Relatedly, though the University announced a 4 percent increase in tuition, the report later shows that it is accompanied by a 6 percent increase in room rate and 6.5 percent increase in board rate, effectively increasing the cost of attending Brown by more than 4 percent. By paying our tuition, we become a captive market for room and board, locking ourselves into an upward spiral of increasing costs. That is, at least until we can go off meal plan or move off campus.
And while Brown has become less dependent on tuition in the long term by paying out $12.7 million less of our endowment to the education and general budget than last fiscal year, the increase in revenue from tuition is almost twice that number. In other words, the extra tuition we’re paying does more than compensate for the endowment-protecting measures the University is emphasizing in this plan. To what ends?

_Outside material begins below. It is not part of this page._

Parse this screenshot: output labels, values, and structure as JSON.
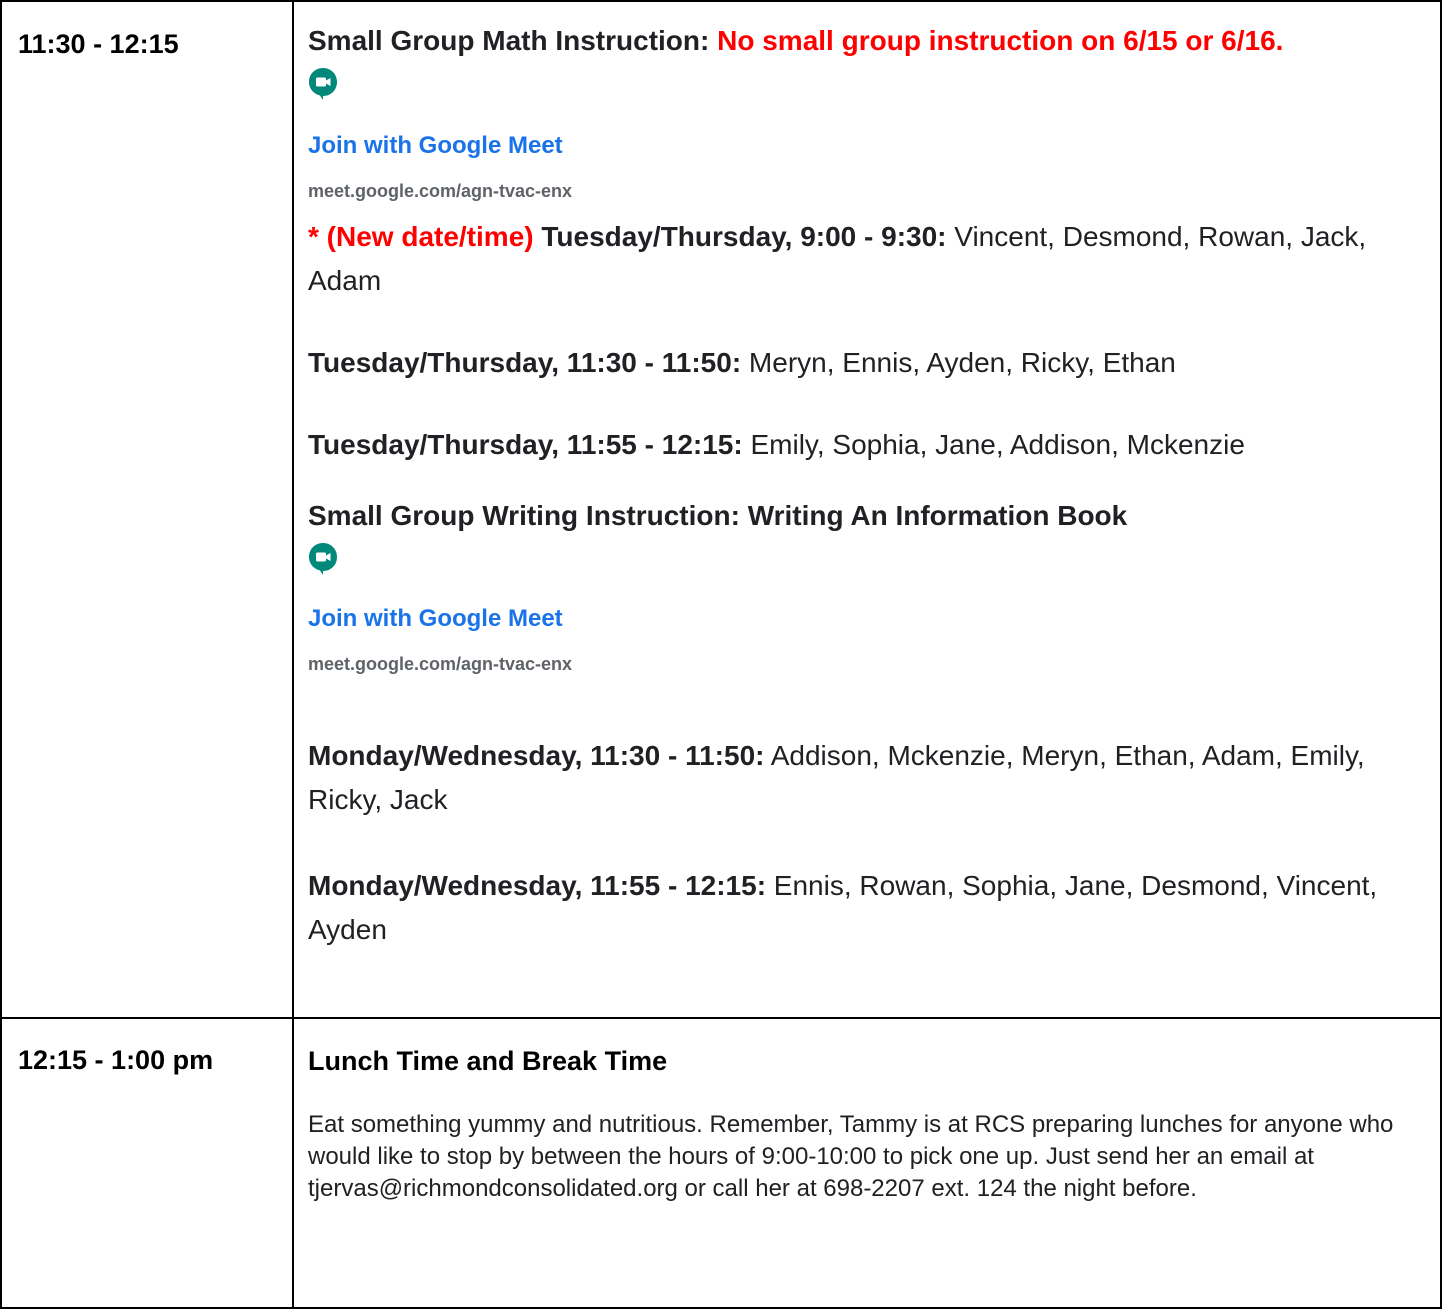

The counterpoint to this might be that this money is used to make important investments in target areas for Brown, such as in diversity and inclusion initiatives. Given the heated debate around the Diversity and Inclusion Action Plan, this budget is an important opportunity for students to hold the administration accountable to their financial commitment to the mission laid out in the plan. The report does in fact include new appropriations for DIAP implementation, but these funds can’t account for (and in fact, barely dent) the surplus of tuition revenue.
As The Herald previously reported, “The University will allocate $1.5 million toward implementing the Diversity and Inclusion Action Plan,” including funding A Day on College Hill travel, boosting diversity in faculty hiring and increasing staffing at centers on campus. This is a sizable and respectable investment, and my argument is not that the contribution is underwhelming. Rather, this contribution to the DIAP is framed as a large use of funds that justifies increases in tuition and overall spending, when in reality, these increases occur in much higher denominations than DIAP funding. Without making assumptions about intent, I would point out that, unlike all the other charts in the URC report, the chart for investment in academic excellence and diversity and inclusion lists dollar amounts in denominations of thousands rather than millions.
I applaud the University on its efforts to depend less on tuition in a quest to achieve longer term self-sufficiency. But, as I’ve learned at Brown, we should never forget to read between the lines. I’ve also learned that Brown students are incredibly invested in thoughtful critiques and analyses of institutions and authority. Here’s a chance to connect those dots.
Lainie Rowland ’17 can be reached at firstname.lastname@example.org. Please send responses to this opinion to email@example.com and other op-eds to firstname.lastname@example.org.